(one exercise, many possibilities)
Whether teaching in person, online or a combination of both most instructors have fairly full schedules; it’s not uncommon to have 5 plus hours per day on a regular basis. And this can make innovative programming a challenge to maintain.
One of the more focused ways to think about client programming is to start with a challenging exercise and work your way down; that is, find the distinct strength patterns that are needed to access the movement and pull from other Pilates
exercises to make it happen. You’ll find that the hour can move quickly and be focused and fun for your clients.
Take a look at how we’ve pulled the thread on Kneeling Leg Pull on the Reformer Long Box with some contemporary Pilates exercises to help develop the awareness and strength to introduce the exercise into a client’s session
The off-centred position of the arms with the legs is what makes this exercise so challenging. There’s always a tendency to lean too far to one side or into too much hip flexion on the kneeling leg side.
So what are some ways to bring awareness and strength to the workout so that the end result for your client is a better connection to what we all know is a damn hard exercise?
Strength Area #1: Wrist Strength

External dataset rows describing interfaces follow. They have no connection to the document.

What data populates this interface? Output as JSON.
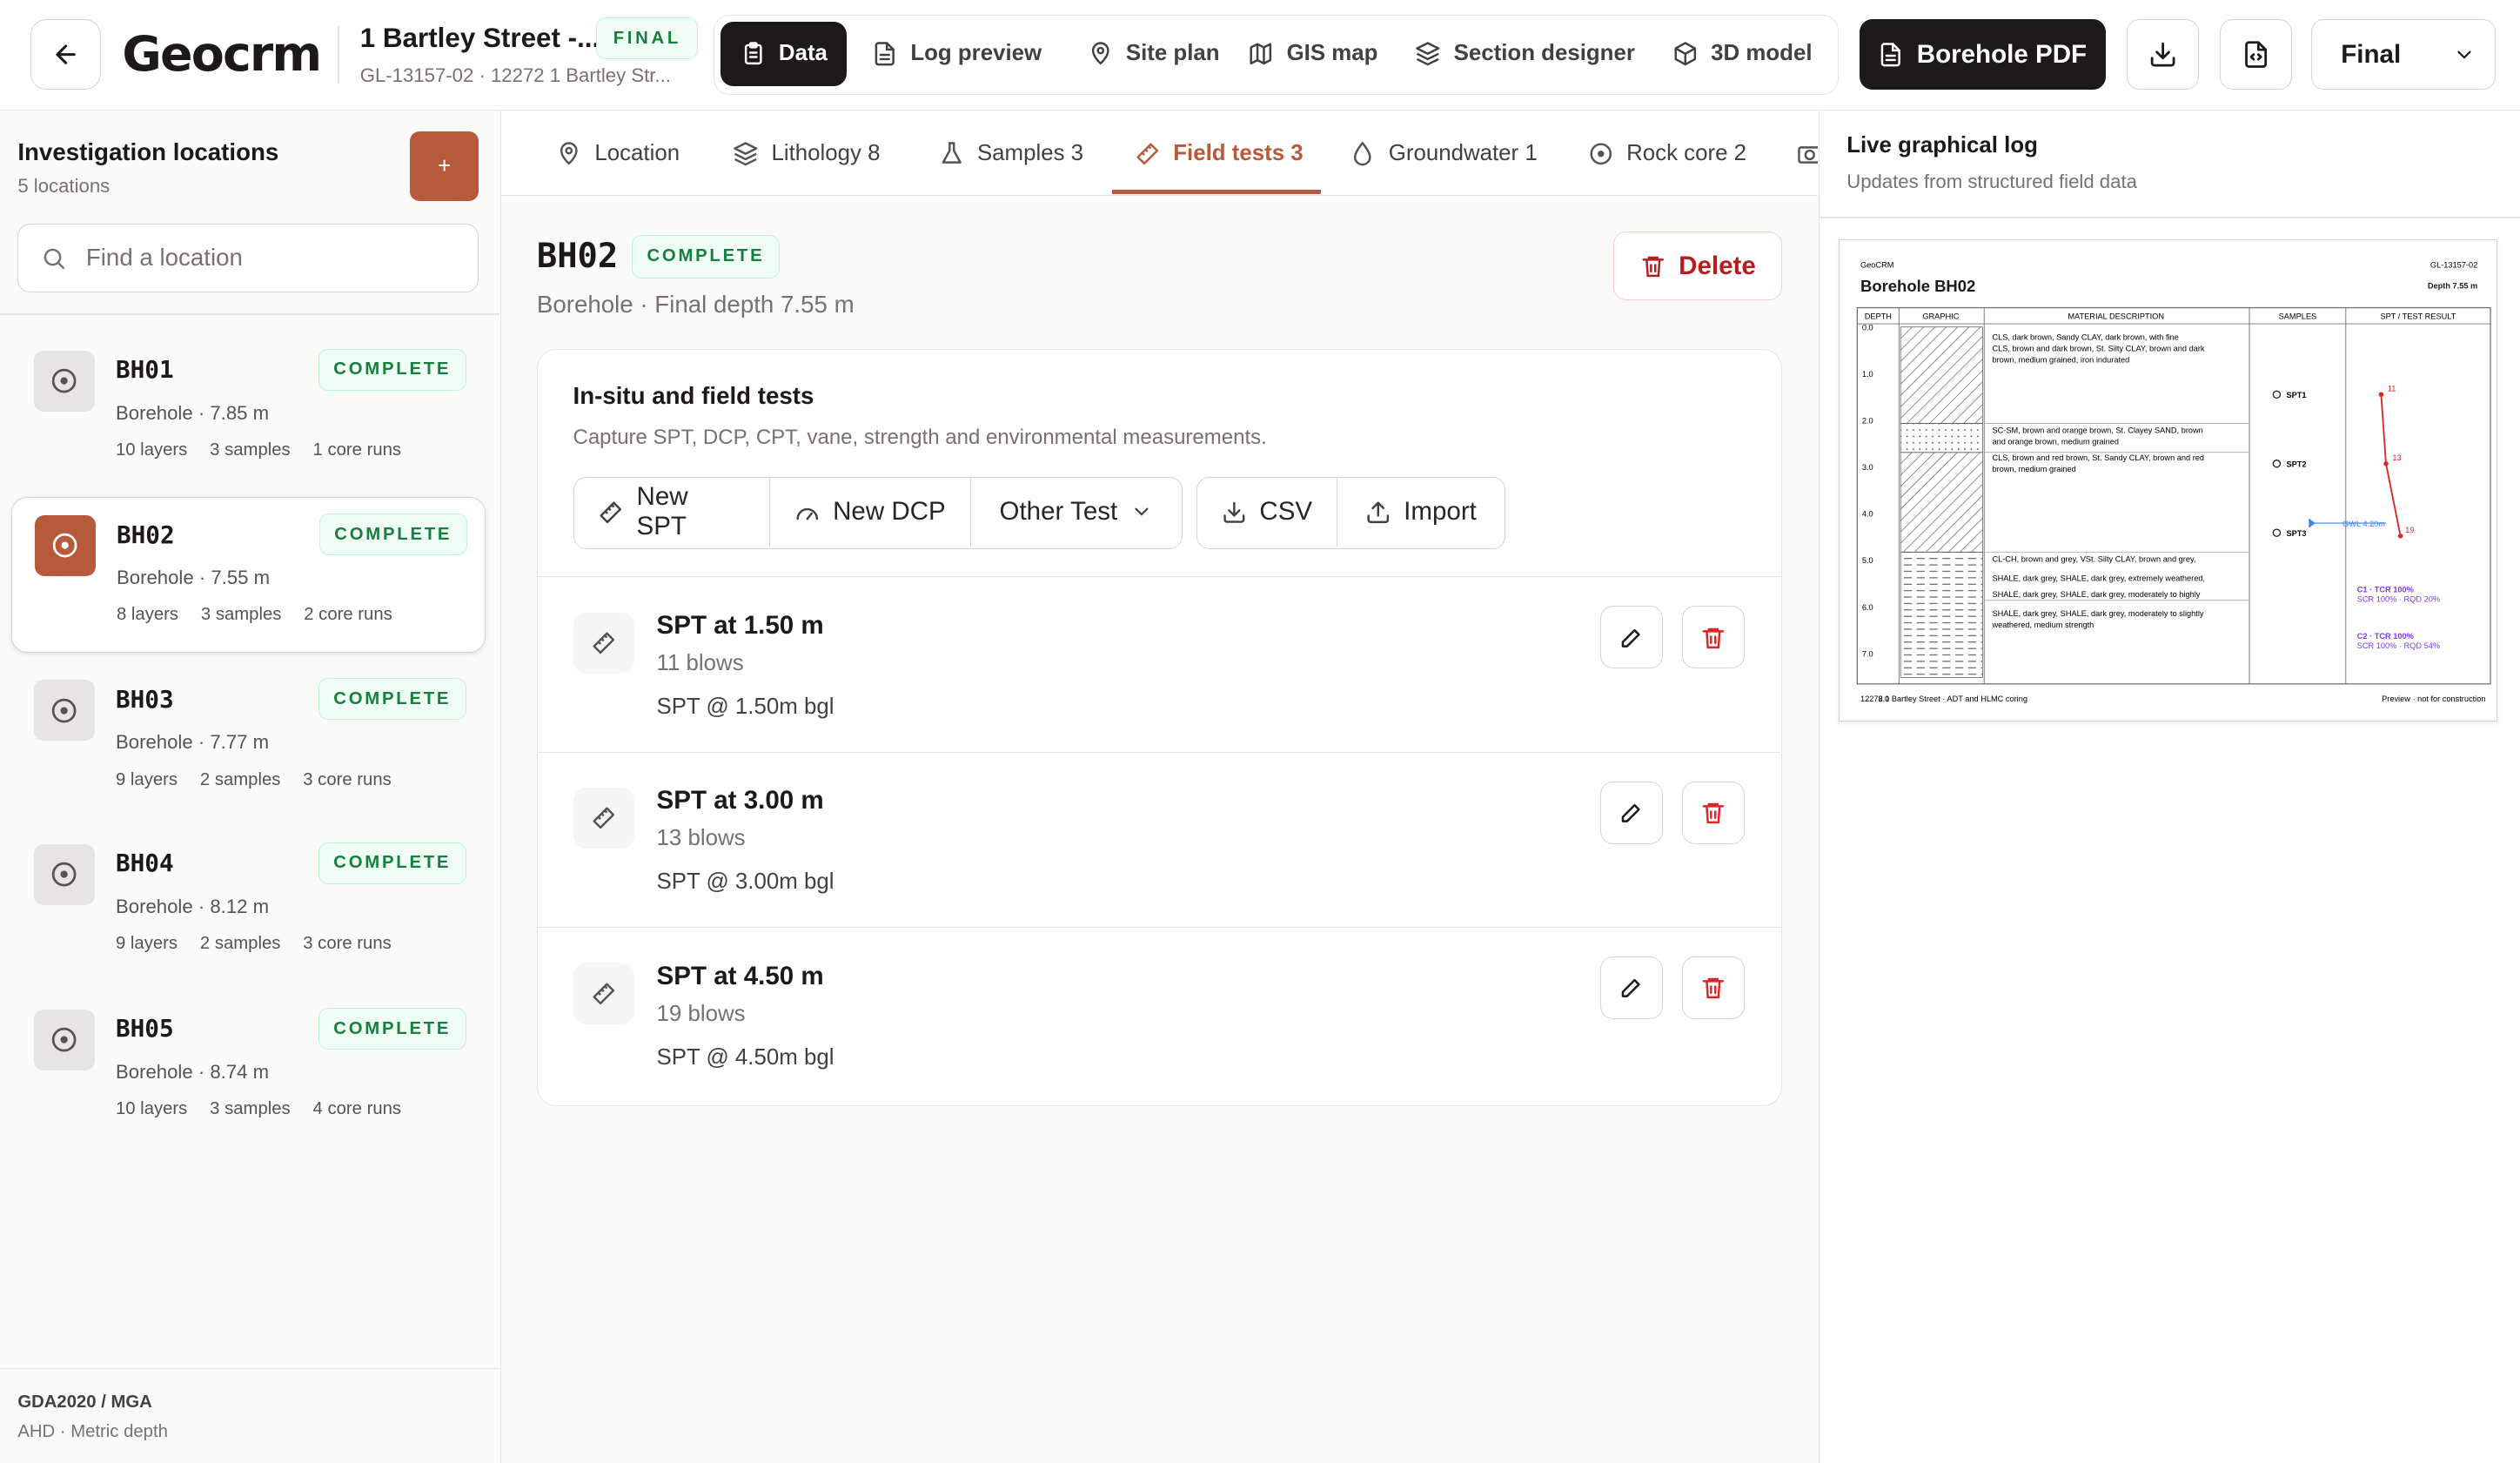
{
  "header": {
    "logo": "Geocrm",
    "project_title": "1 Bartley Street -...",
    "project_sub": "GL-13157-02 · 12272 1 Bartley Str...",
    "status_badge": "FINAL",
    "nav": [
      {
        "label": "Data",
        "icon": "clipboard-icon",
        "active": true
      },
      {
        "label": "Log preview",
        "icon": "document-icon"
      },
      {
        "label": "Site plan",
        "icon": "map-pin-icon"
      },
      {
        "label": "GIS map",
        "icon": "map-icon"
      },
      {
        "label": "Section designer",
        "icon": "layers-icon"
      },
      {
        "label": "3D model",
        "icon": "cube-icon"
      }
    ],
    "pdf_button": "Borehole PDF",
    "status_select": "Final"
  },
  "sidebar": {
    "title": "Investigation locations",
    "count": "5 locations",
    "add_button": "+",
    "search_placeholder": "Find a location",
    "locations": [
      {
        "name": "BH01",
        "badge": "COMPLETE",
        "type": "Borehole · 7.85 m",
        "layers": "10 layers",
        "samples": "3 samples",
        "cores": "1 core runs"
      },
      {
        "name": "BH02",
        "badge": "COMPLETE",
        "type": "Borehole · 7.55 m",
        "layers": "8 layers",
        "samples": "3 samples",
        "cores": "2 core runs"
      },
      {
        "name": "BH03",
        "badge": "COMPLETE",
        "type": "Borehole · 7.77 m",
        "layers": "9 layers",
        "samples": "2 samples",
        "cores": "3 core runs"
      },
      {
        "name": "BH04",
        "badge": "COMPLETE",
        "type": "Borehole · 8.12 m",
        "layers": "9 layers",
        "samples": "2 samples",
        "cores": "3 core runs"
      },
      {
        "name": "BH05",
        "badge": "COMPLETE",
        "type": "Borehole · 8.74 m",
        "layers": "10 layers",
        "samples": "3 samples",
        "cores": "4 core runs"
      }
    ],
    "footer_line1": "GDA2020 / MGA",
    "footer_line2": "AHD · Metric depth"
  },
  "main": {
    "tabs": [
      {
        "label": "Location",
        "icon": "map-pin-icon"
      },
      {
        "label": "Lithology 8",
        "icon": "layers-icon"
      },
      {
        "label": "Samples 3",
        "icon": "flask-icon"
      },
      {
        "label": "Field tests 3",
        "icon": "ruler-icon",
        "active": true
      },
      {
        "label": "Groundwater 1",
        "icon": "droplet-icon"
      },
      {
        "label": "Rock core 2",
        "icon": "target-icon"
      }
    ],
    "title": "BH02",
    "badge": "COMPLETE",
    "subtitle": "Borehole · Final depth 7.55 m",
    "delete_button": "Delete",
    "card": {
      "title": "In-situ and field tests",
      "subtitle": "Capture SPT, DCP, CPT, vane, strength and environmental measurements.",
      "buttons": {
        "new_spt": "New SPT",
        "new_dcp": "New DCP",
        "other_test": "Other Test",
        "csv": "CSV",
        "import": "Import"
      },
      "tests": [
        {
          "title": "SPT at 1.50 m",
          "blows": "11 blows",
          "note": "SPT @ 1.50m bgl"
        },
        {
          "title": "SPT at 3.00 m",
          "blows": "13 blows",
          "note": "SPT @ 3.00m bgl"
        },
        {
          "title": "SPT at 4.50 m",
          "blows": "19 blows",
          "note": "SPT @ 4.50m bgl"
        }
      ]
    }
  },
  "right_panel": {
    "title": "Live graphical log",
    "subtitle": "Updates from structured field data",
    "log": {
      "brand": "GeoCRM",
      "project_no": "GL-13157-02",
      "title": "Borehole BH02",
      "depth": "Depth 7.55 m",
      "columns": [
        "DEPTH",
        "GRAPHIC",
        "MATERIAL DESCRIPTION",
        "SAMPLES",
        "SPT / TEST RESULT"
      ],
      "depth_ticks": [
        "0.0",
        "1.0",
        "2.0",
        "3.0",
        "4.0",
        "5.0",
        "6.0",
        "7.0"
      ],
      "descriptions": [
        "CLS, dark brown, Sandy CLAY, dark brown, with fine",
        "CLS, brown and dark brown, St. Silty CLAY, brown and dark",
        "brown, medium grained, iron indurated",
        "SC-SM, brown and orange brown, St. Clayey SAND, brown",
        "and orange brown, medium grained",
        "CLS, brown and red brown, St. Sandy CLAY, brown and red",
        "brown, medium grained",
        "CL-CH, brown and grey, VSt. Silty CLAY, brown and grey,",
        "SHALE, dark grey, SHALE, dark grey, extremely weathered,",
        "SHALE, dark grey, SHALE, dark grey, moderately to highly",
        "SHALE, dark grey, SHALE, dark grey, moderately to slightly",
        "weathered, medium strength"
      ],
      "samples": [
        "SPT1",
        "SPT2",
        "SPT3"
      ],
      "spt_values": [
        "11",
        "13",
        "19"
      ],
      "water_label": "GWL 4.20m",
      "core1a": "C1 · TCR 100%",
      "core1b": "SCR 100% · RQD 20%",
      "core2a": "C2 · TCR 100%",
      "core2b": "SCR 100% · RQD 54%",
      "footer_left": "12272 1 Bartley Street · ADT and HLMC coring",
      "footer_right": "Preview · not for construction",
      "footer_depth": "8.0"
    }
  }
}
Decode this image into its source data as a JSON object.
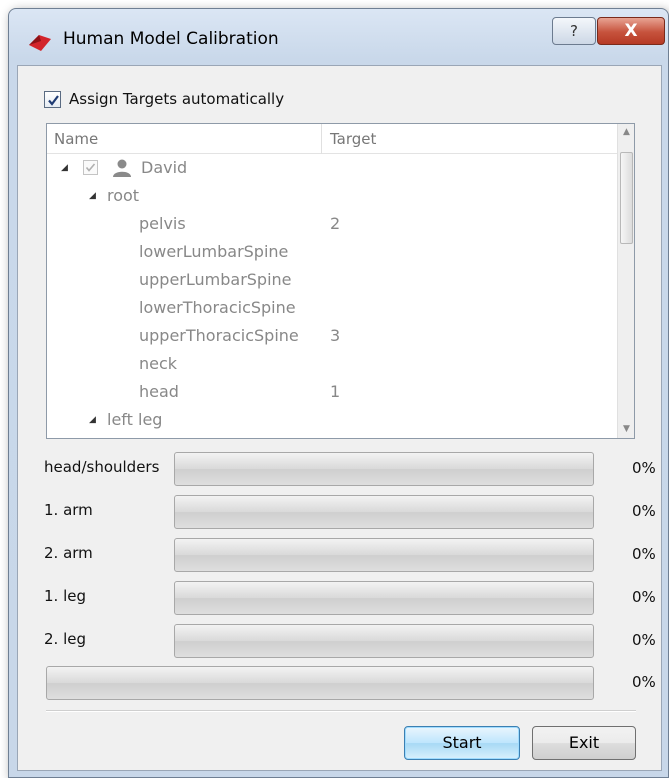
{
  "window": {
    "title": "Human Model Calibration",
    "help_label": "?",
    "close_label": "X"
  },
  "assign": {
    "label": "Assign Targets automatically",
    "checked": true
  },
  "tree": {
    "columns": [
      "Name",
      "Target"
    ],
    "nodes": [
      {
        "label": "David",
        "target": "",
        "level": 0,
        "expanded": true,
        "checkbox": true,
        "icon": "person-icon"
      },
      {
        "label": "root",
        "target": "",
        "level": 1,
        "expanded": true
      },
      {
        "label": "pelvis",
        "target": "2",
        "level": 2
      },
      {
        "label": "lowerLumbarSpine",
        "target": "",
        "level": 2
      },
      {
        "label": "upperLumbarSpine",
        "target": "",
        "level": 2
      },
      {
        "label": "lowerThoracicSpine",
        "target": "",
        "level": 2
      },
      {
        "label": "upperThoracicSpine",
        "target": "3",
        "level": 2
      },
      {
        "label": "neck",
        "target": "",
        "level": 2
      },
      {
        "label": "head",
        "target": "1",
        "level": 2
      },
      {
        "label": "left leg",
        "target": "",
        "level": 1,
        "expanded": true
      }
    ]
  },
  "progress": [
    {
      "label": "head/shoulders",
      "value": 0,
      "percent_text": "0%"
    },
    {
      "label": "1. arm",
      "value": 0,
      "percent_text": "0%"
    },
    {
      "label": "2. arm",
      "value": 0,
      "percent_text": "0%"
    },
    {
      "label": "1. leg",
      "value": 0,
      "percent_text": "0%"
    },
    {
      "label": "2. leg",
      "value": 0,
      "percent_text": "0%"
    },
    {
      "label": "",
      "value": 0,
      "percent_text": "0%"
    }
  ],
  "buttons": {
    "start_label": "Start",
    "exit_label": "Exit"
  },
  "colors": {
    "accent": "#3c7fb1",
    "progress_fill": "#3fb34f",
    "close_button": "#c6523c"
  }
}
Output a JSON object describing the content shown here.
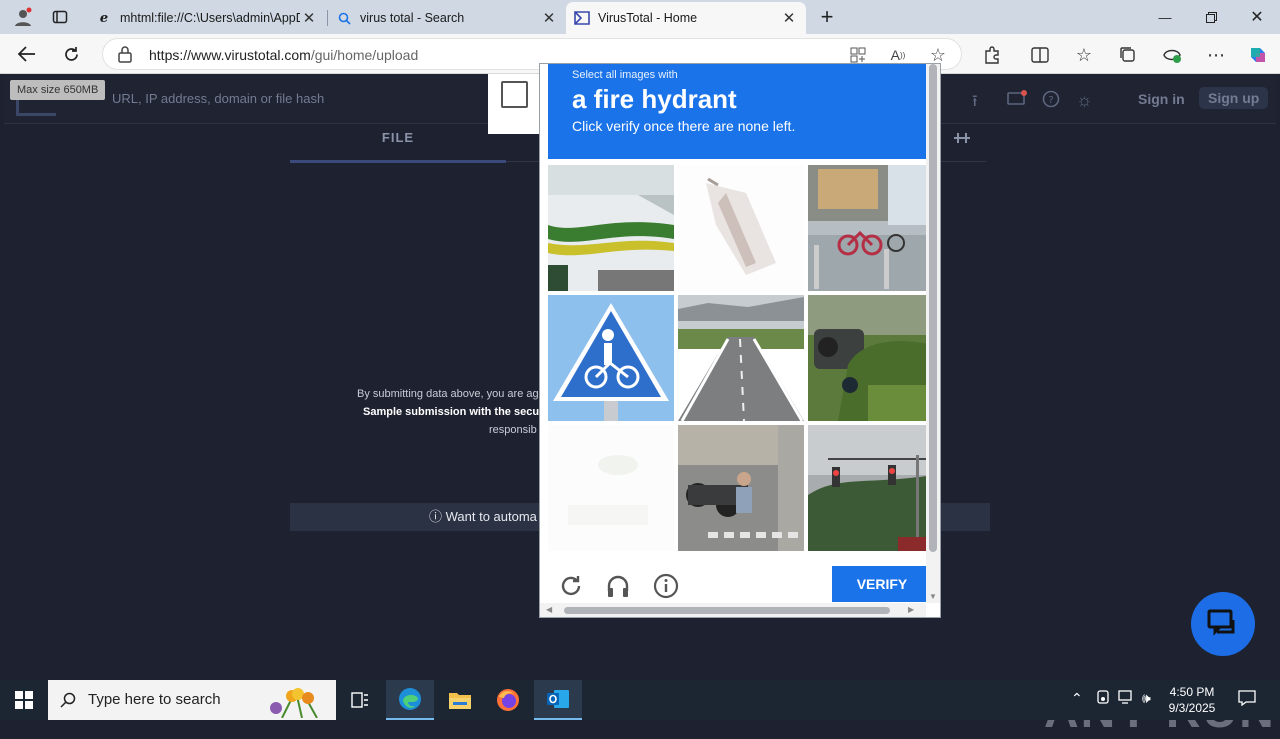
{
  "browser": {
    "tabs": [
      {
        "title": "mhtml:file://C:\\Users\\admin\\AppData",
        "icon": "ie-icon",
        "active": false
      },
      {
        "title": "virus total - Search",
        "icon": "search-icon",
        "active": false
      },
      {
        "title": "VirusTotal - Home",
        "icon": "virustotal-icon",
        "active": true
      }
    ],
    "url_host": "https://www.virustotal.com",
    "url_path": "/gui/home/upload",
    "window_controls": [
      "minimize",
      "restore",
      "close"
    ]
  },
  "virustotal": {
    "search_placeholder": "URL, IP address, domain or file hash",
    "tooltip": "Max size 650MB",
    "sign_in": "Sign in",
    "sign_up": "Sign up",
    "tab_file": "FILE",
    "terms_line1": "By submitting data above, you are ag",
    "terms_line2": "Sample submission with the secu",
    "terms_line3": "responsib",
    "automate": "Want to automa"
  },
  "captcha": {
    "instruction_small": "Select all images with",
    "target": "a fire hydrant",
    "instruction_sub": "Click verify once there are none left.",
    "verify_label": "VERIFY",
    "tiles": [
      "bus-tile",
      "fragment-tile",
      "bicycles-shop-tile",
      "crosswalk-sign-tile",
      "highway-tile",
      "jeep-plants-tile",
      "faded-tile",
      "motorcycles-tile",
      "traffic-light-tile"
    ]
  },
  "watermark": "ANY RUN",
  "taskbar": {
    "search_placeholder": "Type here to search",
    "time": "4:50 PM",
    "date": "9/3/2025"
  },
  "colors": {
    "captcha_blue": "#1a73e8",
    "vt_bg": "#1e2230",
    "taskbar": "#1c2633"
  }
}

Not just for this exercise but for so much of the intermediate and advanced repertoire, wrist and forearm strength are needed but often neglected. Try to integrate some basic exercises into each workout to help your clients with the endurance they need to pull these exercises off!
Strength Area #2: Standing Leg Abduction & Shoulder Girdle Strength
Get your clients paying attention to the connections needed between shoulder girdle, leg abduction and oblique strength in a standing position.
This is a great option for so many of the Pilates exercises that take us into balancing positions.
Strength Area #3: Oblique Chain Strength
Like #2 this contemporary exercise is drawing on the balance of one leg but with the pull of tension staying in the same plane as movement. The challenge of continuous movement in the arm and legs is increased with changes in the standing leg.
Remember, add these key exercises in throughout the workout – layer in your own sequences between each one or progress them through a series of workouts.
But thinking about ways to pull from some of the harder Pilates exercises is not only a good client programming tool, it’s a great way for you to stay on top of the harder exercises that don’t get enough studio time because of their difficulty.
Interested in learning more about pulling the thread and getting great content from the more challenging Pilates exercises? Join our From the Top Down workshop on Sunday, April 18 and learn some great exercise progressions from Studio3 owner Carla Ricalis. Email us at email@example.com for the details and to sign up.